*DIRECTIONS FOR THIS TASK*. Reproduce all of the data that follows, character for character.

————————

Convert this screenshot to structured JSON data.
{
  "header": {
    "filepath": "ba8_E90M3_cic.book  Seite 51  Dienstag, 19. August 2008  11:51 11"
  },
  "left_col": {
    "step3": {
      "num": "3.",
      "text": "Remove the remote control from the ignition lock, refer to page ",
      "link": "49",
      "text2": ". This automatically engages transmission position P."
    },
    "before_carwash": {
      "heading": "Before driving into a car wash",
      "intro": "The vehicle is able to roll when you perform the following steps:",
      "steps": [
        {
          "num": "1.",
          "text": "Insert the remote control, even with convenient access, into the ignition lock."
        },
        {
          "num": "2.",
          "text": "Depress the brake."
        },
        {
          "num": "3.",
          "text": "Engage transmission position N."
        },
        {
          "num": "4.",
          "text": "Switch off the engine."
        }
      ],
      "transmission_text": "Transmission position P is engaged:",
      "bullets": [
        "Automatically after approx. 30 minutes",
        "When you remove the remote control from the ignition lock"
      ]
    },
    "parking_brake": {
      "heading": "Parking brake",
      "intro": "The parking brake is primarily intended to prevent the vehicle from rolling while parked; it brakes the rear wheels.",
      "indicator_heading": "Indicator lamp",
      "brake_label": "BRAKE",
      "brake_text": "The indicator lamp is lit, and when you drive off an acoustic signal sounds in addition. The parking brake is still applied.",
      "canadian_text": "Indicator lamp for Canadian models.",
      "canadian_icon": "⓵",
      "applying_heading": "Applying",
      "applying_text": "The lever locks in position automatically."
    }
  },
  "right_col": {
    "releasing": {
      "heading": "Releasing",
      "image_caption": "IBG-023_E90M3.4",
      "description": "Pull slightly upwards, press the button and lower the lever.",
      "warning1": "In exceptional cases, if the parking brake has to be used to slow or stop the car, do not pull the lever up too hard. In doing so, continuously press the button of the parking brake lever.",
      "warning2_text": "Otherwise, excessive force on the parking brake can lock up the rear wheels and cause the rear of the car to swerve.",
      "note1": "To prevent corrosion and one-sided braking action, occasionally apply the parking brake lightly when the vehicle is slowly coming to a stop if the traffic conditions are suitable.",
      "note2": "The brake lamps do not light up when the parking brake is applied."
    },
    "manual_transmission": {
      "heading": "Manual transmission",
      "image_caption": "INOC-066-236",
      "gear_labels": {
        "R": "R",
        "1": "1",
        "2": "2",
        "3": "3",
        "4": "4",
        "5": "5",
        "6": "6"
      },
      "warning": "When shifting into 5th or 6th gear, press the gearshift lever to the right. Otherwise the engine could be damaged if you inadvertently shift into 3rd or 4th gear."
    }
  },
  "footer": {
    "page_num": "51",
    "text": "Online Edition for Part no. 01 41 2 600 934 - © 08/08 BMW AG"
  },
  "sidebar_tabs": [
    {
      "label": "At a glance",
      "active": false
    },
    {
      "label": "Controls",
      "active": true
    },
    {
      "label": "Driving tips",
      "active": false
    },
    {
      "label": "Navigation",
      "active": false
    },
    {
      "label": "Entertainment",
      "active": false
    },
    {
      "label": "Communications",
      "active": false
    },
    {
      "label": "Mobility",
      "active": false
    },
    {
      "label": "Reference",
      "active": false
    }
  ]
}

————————

*FINISHED EXERCISE*.
Convert this screenshot to structured JSON data.
{
  "header": {
    "filepath": "ba8_E90M3_cic.book  Seite 51  Dienstag, 19. August 2008  11:51 11"
  },
  "left_col": {
    "step3": {
      "num": "3.",
      "text": "Remove the remote control from the ignition lock, refer to page ",
      "link": "49",
      "text2": ". This automatically engages transmission position P."
    },
    "before_carwash": {
      "heading": "Before driving into a car wash",
      "intro": "The vehicle is able to roll when you perform the following steps:",
      "steps": [
        {
          "num": "1.",
          "text": "Insert the remote control, even with convenient access, into the ignition lock."
        },
        {
          "num": "2.",
          "text": "Depress the brake."
        },
        {
          "num": "3.",
          "text": "Engage transmission position N."
        },
        {
          "num": "4.",
          "text": "Switch off the engine."
        }
      ],
      "transmission_text": "Transmission position P is engaged:",
      "bullets": [
        "Automatically after approx. 30 minutes",
        "When you remove the remote control from the ignition lock"
      ]
    },
    "parking_brake": {
      "heading": "Parking brake",
      "intro": "The parking brake is primarily intended to prevent the vehicle from rolling while parked; it brakes the rear wheels.",
      "indicator_heading": "Indicator lamp",
      "brake_label": "BRAKE",
      "brake_text": "The indicator lamp is lit, and when you drive off an acoustic signal sounds in addition. The parking brake is still applied.",
      "canadian_text": "Indicator lamp for Canadian models.",
      "canadian_icon": "⓵",
      "applying_heading": "Applying",
      "applying_text": "The lever locks in position automatically."
    }
  },
  "right_col": {
    "releasing": {
      "heading": "Releasing",
      "image_caption": "IBG-023_E90M3.4",
      "description": "Pull slightly upwards, press the button and lower the lever.",
      "warning1": "In exceptional cases, if the parking brake has to be used to slow or stop the car, do not pull the lever up too hard. In doing so, continuously press the button of the parking brake lever.",
      "warning2_text": "Otherwise, excessive force on the parking brake can lock up the rear wheels and cause the rear of the car to swerve.",
      "note1": "To prevent corrosion and one-sided braking action, occasionally apply the parking brake lightly when the vehicle is slowly coming to a stop if the traffic conditions are suitable.",
      "note2": "The brake lamps do not light up when the parking brake is applied."
    },
    "manual_transmission": {
      "heading": "Manual transmission",
      "image_caption": "INOC-066-236",
      "gear_labels": {
        "R": "R",
        "1": "1",
        "2": "2",
        "3": "3",
        "4": "4",
        "5": "5",
        "6": "6"
      },
      "warning": "When shifting into 5th or 6th gear, press the gearshift lever to the right. Otherwise the engine could be damaged if you inadvertently shift into 3rd or 4th gear."
    }
  },
  "footer": {
    "page_num": "51",
    "text": "Online Edition for Part no. 01 41 2 600 934 - © 08/08 BMW AG"
  },
  "sidebar_tabs": [
    {
      "label": "At a glance",
      "active": false
    },
    {
      "label": "Controls",
      "active": true
    },
    {
      "label": "Driving tips",
      "active": false
    },
    {
      "label": "Navigation",
      "active": false
    },
    {
      "label": "Entertainment",
      "active": false
    },
    {
      "label": "Communications",
      "active": false
    },
    {
      "label": "Mobility",
      "active": false
    },
    {
      "label": "Reference",
      "active": false
    }
  ]
}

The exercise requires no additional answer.